REQUIRED WORK: Please report each line of the data below that contains "JSON".
START EXTRACTED MATERIAL
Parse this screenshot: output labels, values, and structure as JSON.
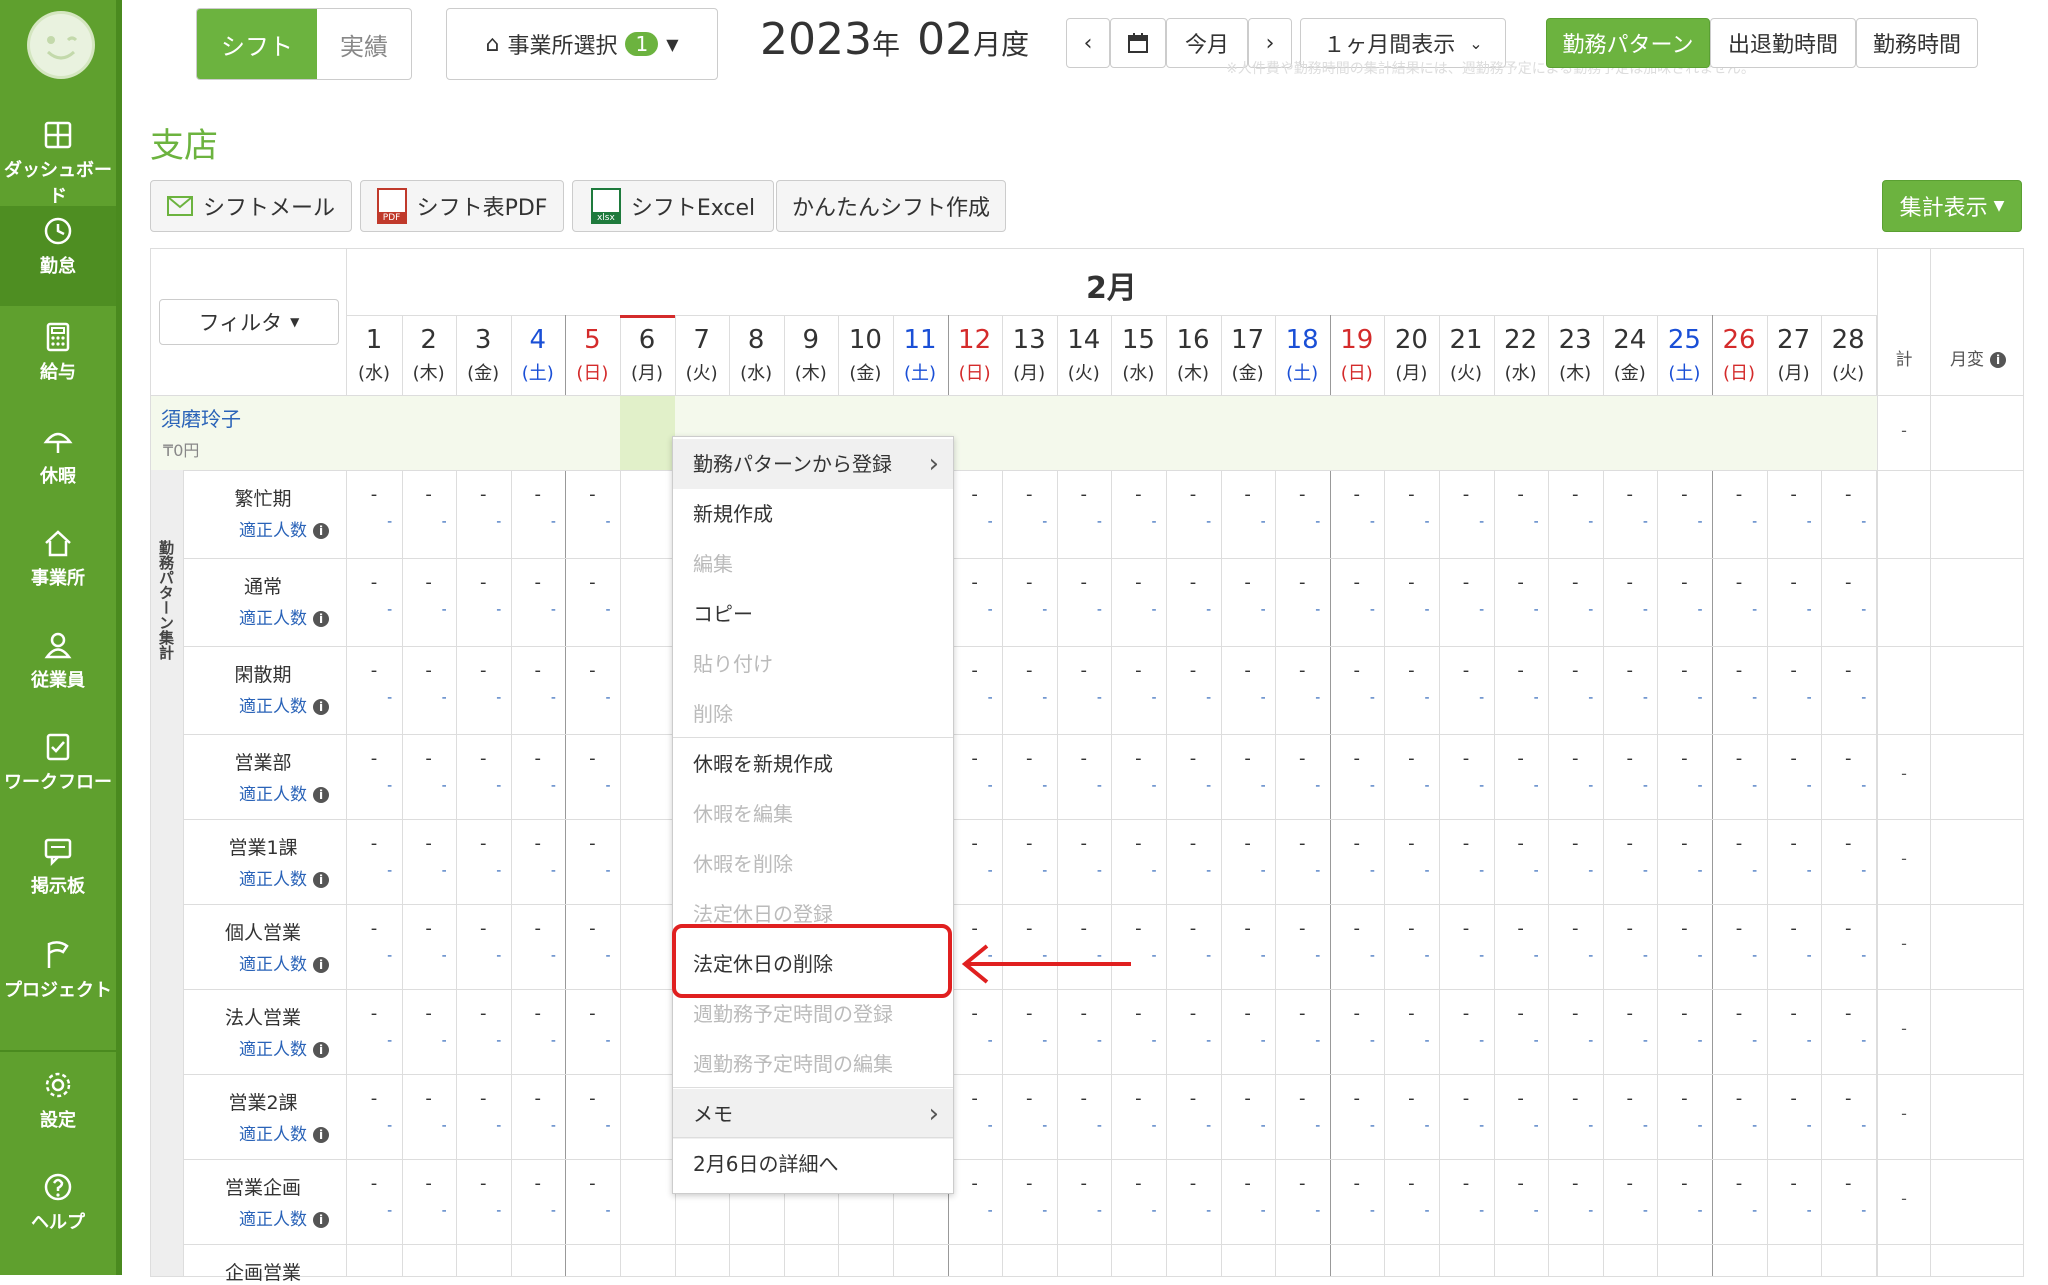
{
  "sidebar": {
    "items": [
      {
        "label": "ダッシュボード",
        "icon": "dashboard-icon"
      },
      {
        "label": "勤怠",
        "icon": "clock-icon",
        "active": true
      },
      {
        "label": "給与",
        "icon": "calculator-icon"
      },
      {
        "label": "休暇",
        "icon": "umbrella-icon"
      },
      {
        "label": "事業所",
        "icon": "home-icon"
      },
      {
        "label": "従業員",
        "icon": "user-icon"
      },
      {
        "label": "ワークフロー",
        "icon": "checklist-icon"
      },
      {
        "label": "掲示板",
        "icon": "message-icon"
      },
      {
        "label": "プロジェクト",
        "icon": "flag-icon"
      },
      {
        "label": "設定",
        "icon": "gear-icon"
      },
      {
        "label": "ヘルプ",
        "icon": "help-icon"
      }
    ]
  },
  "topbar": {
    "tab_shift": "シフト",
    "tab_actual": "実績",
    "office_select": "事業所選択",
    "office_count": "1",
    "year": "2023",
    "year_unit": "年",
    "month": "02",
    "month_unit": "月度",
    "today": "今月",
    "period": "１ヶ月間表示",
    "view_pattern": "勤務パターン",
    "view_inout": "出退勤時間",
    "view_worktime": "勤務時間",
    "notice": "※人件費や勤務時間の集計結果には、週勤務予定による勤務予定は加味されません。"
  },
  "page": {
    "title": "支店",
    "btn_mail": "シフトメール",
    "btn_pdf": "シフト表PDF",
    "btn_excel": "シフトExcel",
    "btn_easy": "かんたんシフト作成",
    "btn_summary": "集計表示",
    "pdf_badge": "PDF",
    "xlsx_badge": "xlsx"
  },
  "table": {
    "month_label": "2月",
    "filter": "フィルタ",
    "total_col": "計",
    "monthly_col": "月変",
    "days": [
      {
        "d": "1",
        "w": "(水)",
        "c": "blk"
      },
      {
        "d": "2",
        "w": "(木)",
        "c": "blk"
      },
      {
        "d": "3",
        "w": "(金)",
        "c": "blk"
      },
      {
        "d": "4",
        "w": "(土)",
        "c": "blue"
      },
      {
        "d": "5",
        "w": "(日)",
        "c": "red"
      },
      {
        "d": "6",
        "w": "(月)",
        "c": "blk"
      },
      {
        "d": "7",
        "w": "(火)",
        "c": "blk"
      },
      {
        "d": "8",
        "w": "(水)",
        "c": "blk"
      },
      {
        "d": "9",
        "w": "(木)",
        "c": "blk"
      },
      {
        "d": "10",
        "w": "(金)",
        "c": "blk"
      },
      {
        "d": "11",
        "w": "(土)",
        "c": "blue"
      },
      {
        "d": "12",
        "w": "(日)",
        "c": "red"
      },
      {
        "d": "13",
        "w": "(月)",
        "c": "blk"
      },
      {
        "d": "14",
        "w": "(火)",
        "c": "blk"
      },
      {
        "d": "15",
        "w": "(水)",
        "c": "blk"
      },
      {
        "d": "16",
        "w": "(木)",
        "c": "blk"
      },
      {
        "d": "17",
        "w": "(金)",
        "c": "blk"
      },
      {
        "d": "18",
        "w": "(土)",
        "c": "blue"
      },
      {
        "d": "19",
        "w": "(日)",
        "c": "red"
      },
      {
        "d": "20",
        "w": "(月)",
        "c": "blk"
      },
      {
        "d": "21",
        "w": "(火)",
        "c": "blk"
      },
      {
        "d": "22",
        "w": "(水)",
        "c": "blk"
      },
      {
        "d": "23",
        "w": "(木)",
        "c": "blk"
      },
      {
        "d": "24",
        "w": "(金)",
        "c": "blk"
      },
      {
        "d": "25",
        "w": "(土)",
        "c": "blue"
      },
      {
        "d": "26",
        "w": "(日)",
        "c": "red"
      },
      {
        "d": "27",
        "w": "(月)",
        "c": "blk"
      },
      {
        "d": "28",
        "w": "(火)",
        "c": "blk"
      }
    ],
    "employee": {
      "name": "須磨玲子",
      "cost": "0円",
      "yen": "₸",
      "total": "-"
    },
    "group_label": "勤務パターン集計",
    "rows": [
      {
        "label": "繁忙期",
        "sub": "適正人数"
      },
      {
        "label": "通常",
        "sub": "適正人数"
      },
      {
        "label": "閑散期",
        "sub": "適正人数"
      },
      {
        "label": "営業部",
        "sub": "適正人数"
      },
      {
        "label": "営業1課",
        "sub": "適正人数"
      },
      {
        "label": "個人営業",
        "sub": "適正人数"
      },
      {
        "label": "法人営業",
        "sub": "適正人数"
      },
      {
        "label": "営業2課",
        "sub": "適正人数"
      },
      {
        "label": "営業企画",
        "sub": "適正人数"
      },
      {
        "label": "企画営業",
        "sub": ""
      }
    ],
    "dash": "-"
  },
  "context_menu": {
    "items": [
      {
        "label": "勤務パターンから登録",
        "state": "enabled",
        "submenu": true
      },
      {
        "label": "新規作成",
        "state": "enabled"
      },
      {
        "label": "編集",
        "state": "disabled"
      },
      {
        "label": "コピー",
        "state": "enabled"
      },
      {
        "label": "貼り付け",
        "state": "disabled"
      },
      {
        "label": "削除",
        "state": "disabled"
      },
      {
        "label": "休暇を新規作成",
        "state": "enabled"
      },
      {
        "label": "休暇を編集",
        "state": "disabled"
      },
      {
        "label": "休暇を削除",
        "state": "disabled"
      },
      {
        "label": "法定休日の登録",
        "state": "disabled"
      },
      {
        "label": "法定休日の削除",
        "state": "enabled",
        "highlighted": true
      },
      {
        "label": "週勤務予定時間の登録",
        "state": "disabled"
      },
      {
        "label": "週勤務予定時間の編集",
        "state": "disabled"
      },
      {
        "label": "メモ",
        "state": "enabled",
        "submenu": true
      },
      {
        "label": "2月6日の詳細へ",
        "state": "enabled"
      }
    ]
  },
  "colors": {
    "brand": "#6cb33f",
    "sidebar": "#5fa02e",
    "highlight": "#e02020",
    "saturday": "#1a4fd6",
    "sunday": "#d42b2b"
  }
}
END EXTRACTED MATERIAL
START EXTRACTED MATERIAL
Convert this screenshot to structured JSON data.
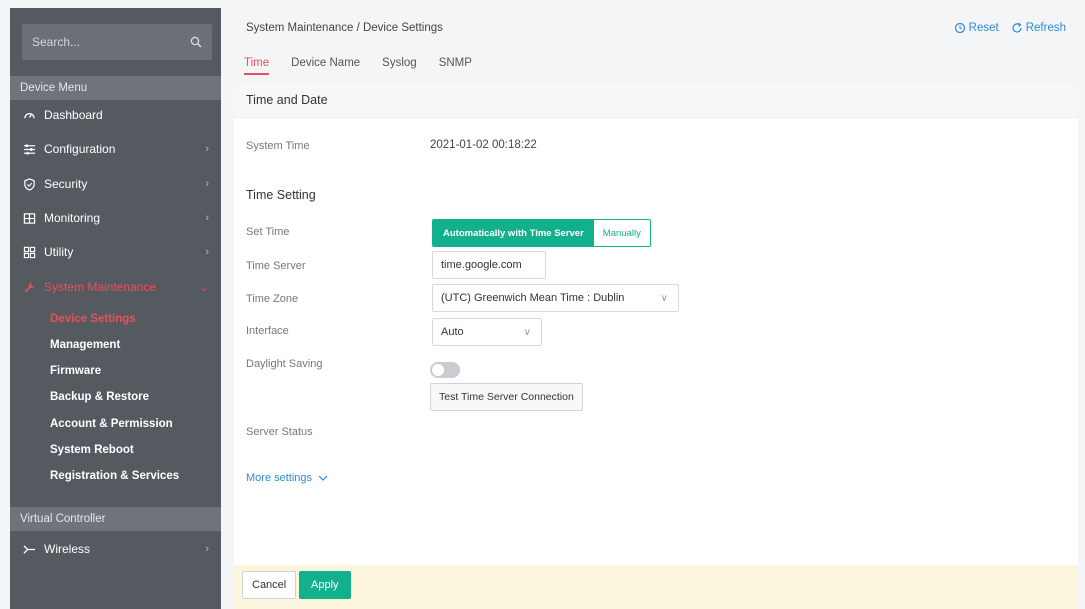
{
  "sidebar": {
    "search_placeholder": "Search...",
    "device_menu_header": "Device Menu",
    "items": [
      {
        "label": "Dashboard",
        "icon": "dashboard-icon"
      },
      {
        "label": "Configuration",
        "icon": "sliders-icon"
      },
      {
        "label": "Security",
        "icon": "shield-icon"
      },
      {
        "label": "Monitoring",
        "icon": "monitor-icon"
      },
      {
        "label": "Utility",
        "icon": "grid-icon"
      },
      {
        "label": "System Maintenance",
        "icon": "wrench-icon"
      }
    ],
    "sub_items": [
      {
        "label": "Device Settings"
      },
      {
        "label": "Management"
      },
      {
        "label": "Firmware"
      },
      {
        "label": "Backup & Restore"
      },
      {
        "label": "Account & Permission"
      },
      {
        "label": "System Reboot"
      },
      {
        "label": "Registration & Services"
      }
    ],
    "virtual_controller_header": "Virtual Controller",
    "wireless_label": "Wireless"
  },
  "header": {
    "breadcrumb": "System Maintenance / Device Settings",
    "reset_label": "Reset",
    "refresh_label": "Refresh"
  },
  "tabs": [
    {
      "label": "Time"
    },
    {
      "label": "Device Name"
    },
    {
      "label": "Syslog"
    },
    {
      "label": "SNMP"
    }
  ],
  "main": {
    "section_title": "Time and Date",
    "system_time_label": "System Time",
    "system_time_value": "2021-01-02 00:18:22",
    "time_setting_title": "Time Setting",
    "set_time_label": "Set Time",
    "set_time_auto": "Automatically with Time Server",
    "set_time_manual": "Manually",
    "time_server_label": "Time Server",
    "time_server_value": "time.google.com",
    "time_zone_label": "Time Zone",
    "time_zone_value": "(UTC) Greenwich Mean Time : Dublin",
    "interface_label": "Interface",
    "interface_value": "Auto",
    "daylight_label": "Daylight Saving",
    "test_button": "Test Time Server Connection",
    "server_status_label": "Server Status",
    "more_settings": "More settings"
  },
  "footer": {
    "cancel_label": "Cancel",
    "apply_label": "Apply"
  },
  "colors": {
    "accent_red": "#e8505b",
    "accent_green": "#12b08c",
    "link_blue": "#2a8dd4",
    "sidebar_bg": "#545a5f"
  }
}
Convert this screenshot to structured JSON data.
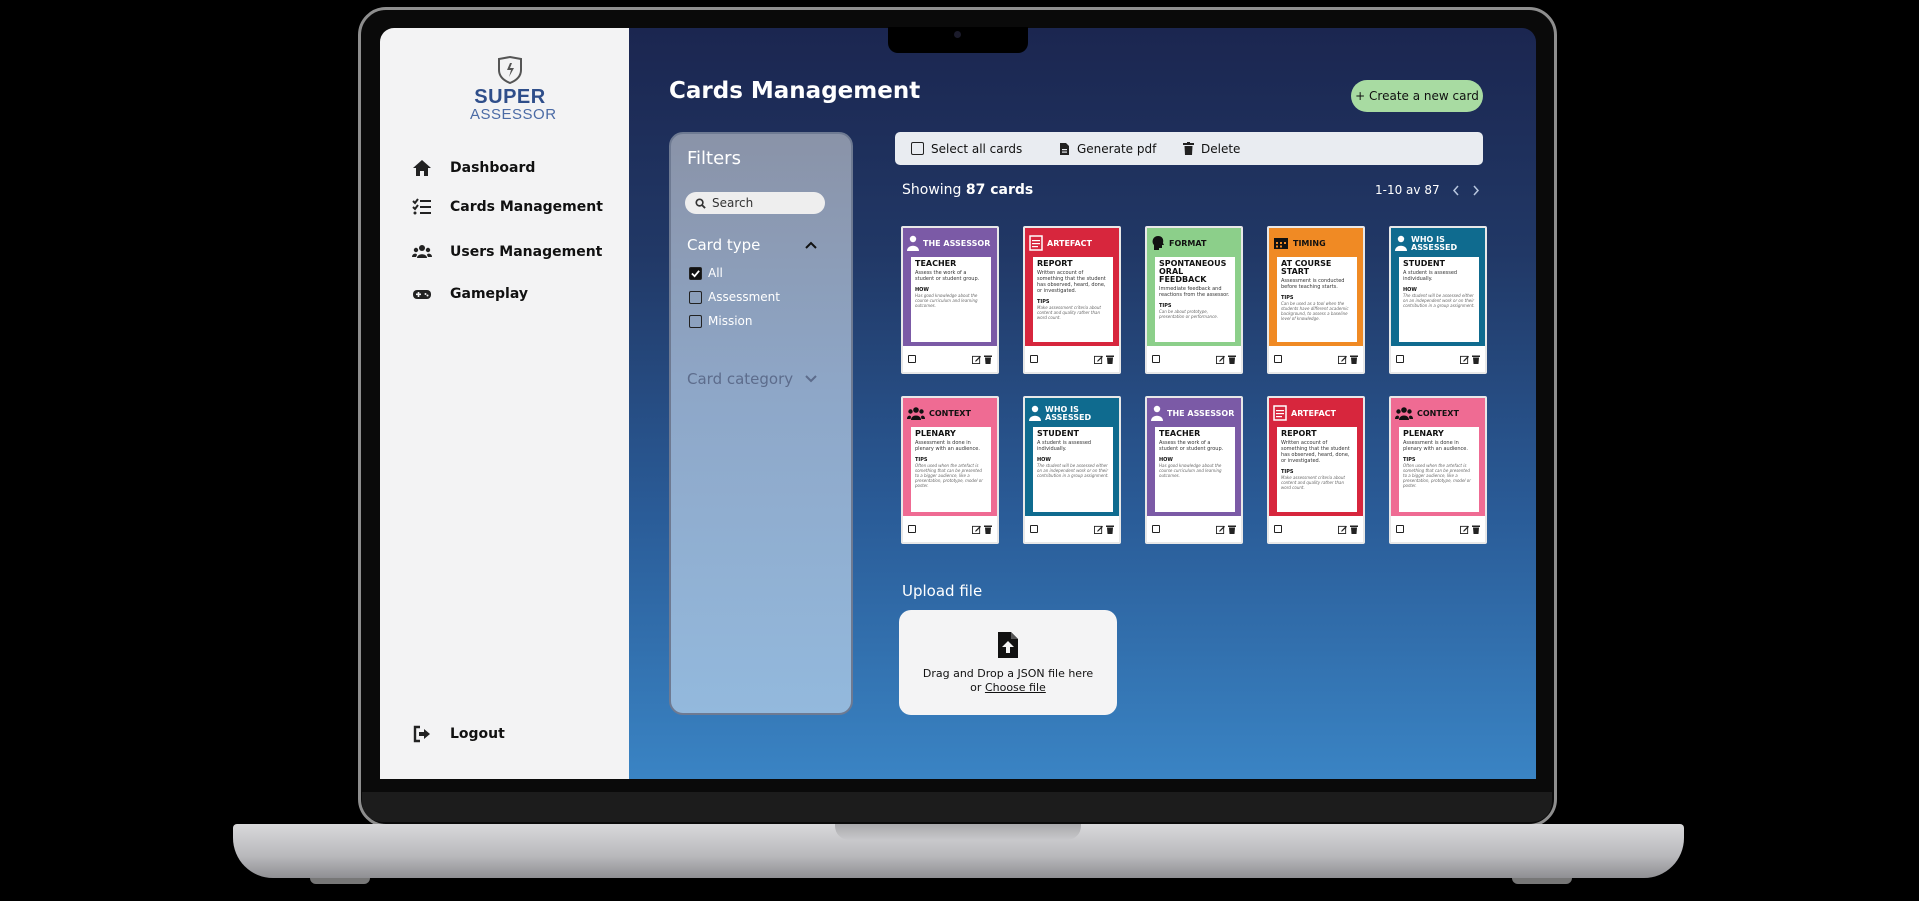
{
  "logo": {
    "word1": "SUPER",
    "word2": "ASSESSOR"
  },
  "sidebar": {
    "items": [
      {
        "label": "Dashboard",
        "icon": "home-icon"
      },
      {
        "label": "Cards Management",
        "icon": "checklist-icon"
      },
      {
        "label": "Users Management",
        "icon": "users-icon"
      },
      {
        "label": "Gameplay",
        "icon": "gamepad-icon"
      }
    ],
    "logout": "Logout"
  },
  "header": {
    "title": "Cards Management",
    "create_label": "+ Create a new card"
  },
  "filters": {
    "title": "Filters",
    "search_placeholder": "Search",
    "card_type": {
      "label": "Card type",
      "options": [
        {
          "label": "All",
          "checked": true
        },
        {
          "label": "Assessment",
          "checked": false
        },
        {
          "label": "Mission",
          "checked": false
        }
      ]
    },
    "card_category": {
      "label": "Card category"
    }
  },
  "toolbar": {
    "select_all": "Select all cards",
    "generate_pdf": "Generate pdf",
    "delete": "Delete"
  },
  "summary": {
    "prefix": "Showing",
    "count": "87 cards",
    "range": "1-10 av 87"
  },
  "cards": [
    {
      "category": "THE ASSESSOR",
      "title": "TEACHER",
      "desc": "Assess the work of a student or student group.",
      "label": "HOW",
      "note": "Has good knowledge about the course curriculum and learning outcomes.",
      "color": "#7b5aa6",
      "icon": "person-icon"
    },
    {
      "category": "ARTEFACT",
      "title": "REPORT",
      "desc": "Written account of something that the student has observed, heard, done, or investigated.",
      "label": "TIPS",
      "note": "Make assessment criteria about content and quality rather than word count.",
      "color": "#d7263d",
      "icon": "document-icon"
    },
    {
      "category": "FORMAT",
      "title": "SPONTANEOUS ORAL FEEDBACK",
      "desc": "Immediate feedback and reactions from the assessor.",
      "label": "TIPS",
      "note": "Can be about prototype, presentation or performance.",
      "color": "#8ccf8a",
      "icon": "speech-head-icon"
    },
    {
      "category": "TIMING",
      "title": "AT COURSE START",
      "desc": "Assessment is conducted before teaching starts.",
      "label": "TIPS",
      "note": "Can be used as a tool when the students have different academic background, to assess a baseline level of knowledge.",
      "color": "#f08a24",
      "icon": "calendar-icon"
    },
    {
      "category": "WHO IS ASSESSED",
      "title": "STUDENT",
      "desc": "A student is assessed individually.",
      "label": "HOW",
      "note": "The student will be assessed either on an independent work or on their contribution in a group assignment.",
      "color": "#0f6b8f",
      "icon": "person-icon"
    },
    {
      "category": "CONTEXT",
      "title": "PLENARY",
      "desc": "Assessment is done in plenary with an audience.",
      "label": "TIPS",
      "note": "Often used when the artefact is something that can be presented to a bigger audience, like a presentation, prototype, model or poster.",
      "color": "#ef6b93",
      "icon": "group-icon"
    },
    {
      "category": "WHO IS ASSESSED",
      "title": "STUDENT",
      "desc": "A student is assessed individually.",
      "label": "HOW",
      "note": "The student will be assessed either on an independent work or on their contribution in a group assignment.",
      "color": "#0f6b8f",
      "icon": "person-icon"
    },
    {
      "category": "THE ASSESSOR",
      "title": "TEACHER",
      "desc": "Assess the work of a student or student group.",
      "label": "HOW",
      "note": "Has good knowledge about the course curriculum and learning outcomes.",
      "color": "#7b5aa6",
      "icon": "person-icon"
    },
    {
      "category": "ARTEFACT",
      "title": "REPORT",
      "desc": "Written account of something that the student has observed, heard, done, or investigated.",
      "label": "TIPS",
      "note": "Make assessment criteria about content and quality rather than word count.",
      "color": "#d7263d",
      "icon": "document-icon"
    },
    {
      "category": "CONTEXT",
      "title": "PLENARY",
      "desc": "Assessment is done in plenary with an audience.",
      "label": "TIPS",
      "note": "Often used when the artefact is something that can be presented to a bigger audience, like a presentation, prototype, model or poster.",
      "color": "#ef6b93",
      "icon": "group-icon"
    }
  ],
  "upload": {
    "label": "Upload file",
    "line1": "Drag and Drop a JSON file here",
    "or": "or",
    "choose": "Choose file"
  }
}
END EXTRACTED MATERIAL
TASK SOLUTION:
Parse this screenshot: output labels, values, and structure as JSON.
Convert this screenshot to structured JSON data.
Convert this screenshot to structured JSON data.
    "line1": "Drag and Drop a JSON file here",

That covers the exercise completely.